* Task prompt
This task calls for printing every entry exactly.

* Data for this exercise
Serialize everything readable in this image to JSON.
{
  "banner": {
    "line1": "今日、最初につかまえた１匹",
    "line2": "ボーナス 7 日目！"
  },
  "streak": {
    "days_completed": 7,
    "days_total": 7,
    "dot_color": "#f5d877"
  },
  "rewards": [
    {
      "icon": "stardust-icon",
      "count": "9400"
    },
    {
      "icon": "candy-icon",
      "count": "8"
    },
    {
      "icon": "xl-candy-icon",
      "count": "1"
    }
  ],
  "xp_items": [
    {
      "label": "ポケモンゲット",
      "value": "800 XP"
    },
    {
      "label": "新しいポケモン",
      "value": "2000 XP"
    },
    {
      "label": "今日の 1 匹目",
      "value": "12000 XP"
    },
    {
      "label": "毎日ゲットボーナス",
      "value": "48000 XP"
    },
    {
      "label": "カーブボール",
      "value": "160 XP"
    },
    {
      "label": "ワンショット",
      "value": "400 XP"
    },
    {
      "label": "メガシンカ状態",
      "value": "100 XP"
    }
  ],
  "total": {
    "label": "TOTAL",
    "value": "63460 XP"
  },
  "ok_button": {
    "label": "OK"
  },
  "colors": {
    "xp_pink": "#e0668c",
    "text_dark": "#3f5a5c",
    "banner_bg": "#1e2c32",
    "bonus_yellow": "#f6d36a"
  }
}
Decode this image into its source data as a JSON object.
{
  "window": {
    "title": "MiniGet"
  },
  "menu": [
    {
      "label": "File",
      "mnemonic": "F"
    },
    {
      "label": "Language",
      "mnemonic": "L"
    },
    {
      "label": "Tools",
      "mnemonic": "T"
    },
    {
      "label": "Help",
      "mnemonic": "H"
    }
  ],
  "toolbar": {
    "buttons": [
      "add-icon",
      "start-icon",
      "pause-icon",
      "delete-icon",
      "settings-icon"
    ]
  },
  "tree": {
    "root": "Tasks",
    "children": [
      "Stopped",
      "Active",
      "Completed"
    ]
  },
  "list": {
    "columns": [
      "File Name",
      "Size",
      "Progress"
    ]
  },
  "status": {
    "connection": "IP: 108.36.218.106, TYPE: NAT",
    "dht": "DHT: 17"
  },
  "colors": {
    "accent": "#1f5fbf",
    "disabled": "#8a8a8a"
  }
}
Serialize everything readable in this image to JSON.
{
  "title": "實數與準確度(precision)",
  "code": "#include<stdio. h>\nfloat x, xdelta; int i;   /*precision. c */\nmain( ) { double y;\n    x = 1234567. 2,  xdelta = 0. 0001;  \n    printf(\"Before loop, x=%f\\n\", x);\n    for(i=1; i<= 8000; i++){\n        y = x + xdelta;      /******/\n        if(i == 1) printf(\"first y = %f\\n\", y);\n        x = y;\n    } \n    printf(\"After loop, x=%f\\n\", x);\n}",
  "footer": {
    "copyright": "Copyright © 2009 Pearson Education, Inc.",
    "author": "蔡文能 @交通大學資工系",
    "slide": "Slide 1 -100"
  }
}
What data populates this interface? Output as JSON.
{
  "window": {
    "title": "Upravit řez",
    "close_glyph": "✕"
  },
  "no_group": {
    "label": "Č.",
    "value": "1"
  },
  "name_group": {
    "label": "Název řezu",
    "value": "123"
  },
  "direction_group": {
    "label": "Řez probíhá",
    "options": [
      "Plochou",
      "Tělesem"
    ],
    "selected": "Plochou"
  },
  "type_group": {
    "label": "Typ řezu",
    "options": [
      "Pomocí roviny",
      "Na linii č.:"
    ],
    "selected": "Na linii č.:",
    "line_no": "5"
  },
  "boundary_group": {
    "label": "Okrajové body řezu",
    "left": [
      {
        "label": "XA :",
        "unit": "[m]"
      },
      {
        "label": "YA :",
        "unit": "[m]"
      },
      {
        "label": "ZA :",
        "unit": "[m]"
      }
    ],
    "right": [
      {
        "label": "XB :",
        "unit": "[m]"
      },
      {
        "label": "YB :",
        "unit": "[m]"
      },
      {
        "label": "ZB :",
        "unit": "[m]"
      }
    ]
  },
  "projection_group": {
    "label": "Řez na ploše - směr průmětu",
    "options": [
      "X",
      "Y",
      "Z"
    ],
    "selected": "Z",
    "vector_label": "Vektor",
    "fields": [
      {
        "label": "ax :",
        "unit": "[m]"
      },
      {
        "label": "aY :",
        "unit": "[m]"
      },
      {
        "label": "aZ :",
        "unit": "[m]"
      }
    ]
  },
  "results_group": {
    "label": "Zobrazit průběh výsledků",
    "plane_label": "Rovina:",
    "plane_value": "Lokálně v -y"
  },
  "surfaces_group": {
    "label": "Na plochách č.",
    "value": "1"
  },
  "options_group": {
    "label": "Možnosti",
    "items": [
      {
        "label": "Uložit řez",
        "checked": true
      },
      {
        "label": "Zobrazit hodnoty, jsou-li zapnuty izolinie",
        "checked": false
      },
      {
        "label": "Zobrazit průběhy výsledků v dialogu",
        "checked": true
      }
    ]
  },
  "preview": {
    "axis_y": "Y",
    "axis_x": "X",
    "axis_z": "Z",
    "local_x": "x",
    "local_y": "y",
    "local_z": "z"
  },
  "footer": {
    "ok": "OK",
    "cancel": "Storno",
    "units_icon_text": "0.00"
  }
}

* Result below
Serialize everything readable in this image to JSON.
{
  "banner": {
    "line1": "今日、最初につかまえた１匹",
    "line2": "ボーナス 7 日目！"
  },
  "streak": {
    "days_completed": 7,
    "days_total": 7,
    "dot_color": "#f5d877"
  },
  "rewards": [
    {
      "icon": "stardust-icon",
      "count": "9400"
    },
    {
      "icon": "candy-icon",
      "count": "8"
    },
    {
      "icon": "xl-candy-icon",
      "count": "1"
    }
  ],
  "xp_items": [
    {
      "label": "ポケモンゲット",
      "value": "800 XP"
    },
    {
      "label": "新しいポケモン",
      "value": "2000 XP"
    },
    {
      "label": "今日の 1 匹目",
      "value": "12000 XP"
    },
    {
      "label": "毎日ゲットボーナス",
      "value": "48000 XP"
    },
    {
      "label": "カーブボール",
      "value": "160 XP"
    },
    {
      "label": "ワンショット",
      "value": "400 XP"
    },
    {
      "label": "メガシンカ状態",
      "value": "100 XP"
    }
  ],
  "total": {
    "label": "TOTAL",
    "value": "63460 XP"
  },
  "ok_button": {
    "label": "OK"
  },
  "colors": {
    "xp_pink": "#e0668c",
    "text_dark": "#3f5a5c",
    "banner_bg": "#1e2c32",
    "bonus_yellow": "#f6d36a"
  }
}
Decode this image into its source data as a JSON object.
{
  "window": {
    "title": "MiniGet"
  },
  "menu": [
    {
      "label": "File",
      "mnemonic": "F"
    },
    {
      "label": "Language",
      "mnemonic": "L"
    },
    {
      "label": "Tools",
      "mnemonic": "T"
    },
    {
      "label": "Help",
      "mnemonic": "H"
    }
  ],
  "toolbar": {
    "buttons": [
      "add-icon",
      "start-icon",
      "pause-icon",
      "delete-icon",
      "settings-icon"
    ]
  },
  "tree": {
    "root": "Tasks",
    "children": [
      "Stopped",
      "Active",
      "Completed"
    ]
  },
  "list": {
    "columns": [
      "File Name",
      "Size",
      "Progress"
    ]
  },
  "status": {
    "connection": "IP: 108.36.218.106, TYPE: NAT",
    "dht": "DHT: 17"
  },
  "colors": {
    "accent": "#1f5fbf",
    "disabled": "#8a8a8a"
  }
}
Serialize everything readable in this image to JSON.
{
  "title": "實數與準確度(precision)",
  "code": "#include<stdio. h>\nfloat x, xdelta; int i;   /*precision. c */\nmain( ) { double y;\n    x = 1234567. 2,  xdelta = 0. 0001;  \n    printf(\"Before loop, x=%f\\n\", x);\n    for(i=1; i<= 8000; i++){\n        y = x + xdelta;      /******/\n        if(i == 1) printf(\"first y = %f\\n\", y);\n        x = y;\n    } \n    printf(\"After loop, x=%f\\n\", x);\n}",
  "footer": {
    "copyright": "Copyright © 2009 Pearson Education, Inc.",
    "author": "蔡文能 @交通大學資工系",
    "slide": "Slide 1 -100"
  }
}
What data populates this interface? Output as JSON.
{
  "window": {
    "title": "Upravit řez",
    "close_glyph": "✕"
  },
  "no_group": {
    "label": "Č.",
    "value": "1"
  },
  "name_group": {
    "label": "Název řezu",
    "value": "123"
  },
  "direction_group": {
    "label": "Řez probíhá",
    "options": [
      "Plochou",
      "Tělesem"
    ],
    "selected": "Plochou"
  },
  "type_group": {
    "label": "Typ řezu",
    "options": [
      "Pomocí roviny",
      "Na linii č.:"
    ],
    "selected": "Na linii č.:",
    "line_no": "5"
  },
  "boundary_group": {
    "label": "Okrajové body řezu",
    "left": [
      {
        "label": "XA :",
        "unit": "[m]"
      },
      {
        "label": "YA :",
        "unit": "[m]"
      },
      {
        "label": "ZA :",
        "unit": "[m]"
      }
    ],
    "right": [
      {
        "label": "XB :",
        "unit": "[m]"
      },
      {
        "label": "YB :",
        "unit": "[m]"
      },
      {
        "label": "ZB :",
        "unit": "[m]"
      }
    ]
  },
  "projection_group": {
    "label": "Řez na ploše - směr průmětu",
    "options": [
      "X",
      "Y",
      "Z"
    ],
    "selected": "Z",
    "vector_label": "Vektor",
    "fields": [
      {
        "label": "ax :",
        "unit": "[m]"
      },
      {
        "label": "aY :",
        "unit": "[m]"
      },
      {
        "label": "aZ :",
        "unit": "[m]"
      }
    ]
  },
  "results_group": {
    "label": "Zobrazit průběh výsledků",
    "plane_label": "Rovina:",
    "plane_value": "Lokálně v -y"
  },
  "surfaces_group": {
    "label": "Na plochách č.",
    "value": "1"
  },
  "options_group": {
    "label": "Možnosti",
    "items": [
      {
        "label": "Uložit řez",
        "checked": true
      },
      {
        "label": "Zobrazit hodnoty, jsou-li zapnuty izolinie",
        "checked": false
      },
      {
        "label": "Zobrazit průběhy výsledků v dialogu",
        "checked": true
      }
    ]
  },
  "preview": {
    "axis_y": "Y",
    "axis_x": "X",
    "axis_z": "Z",
    "local_x": "x",
    "local_y": "y",
    "local_z": "z"
  },
  "footer": {
    "ok": "OK",
    "cancel": "Storno",
    "units_icon_text": "0.00"
  }
}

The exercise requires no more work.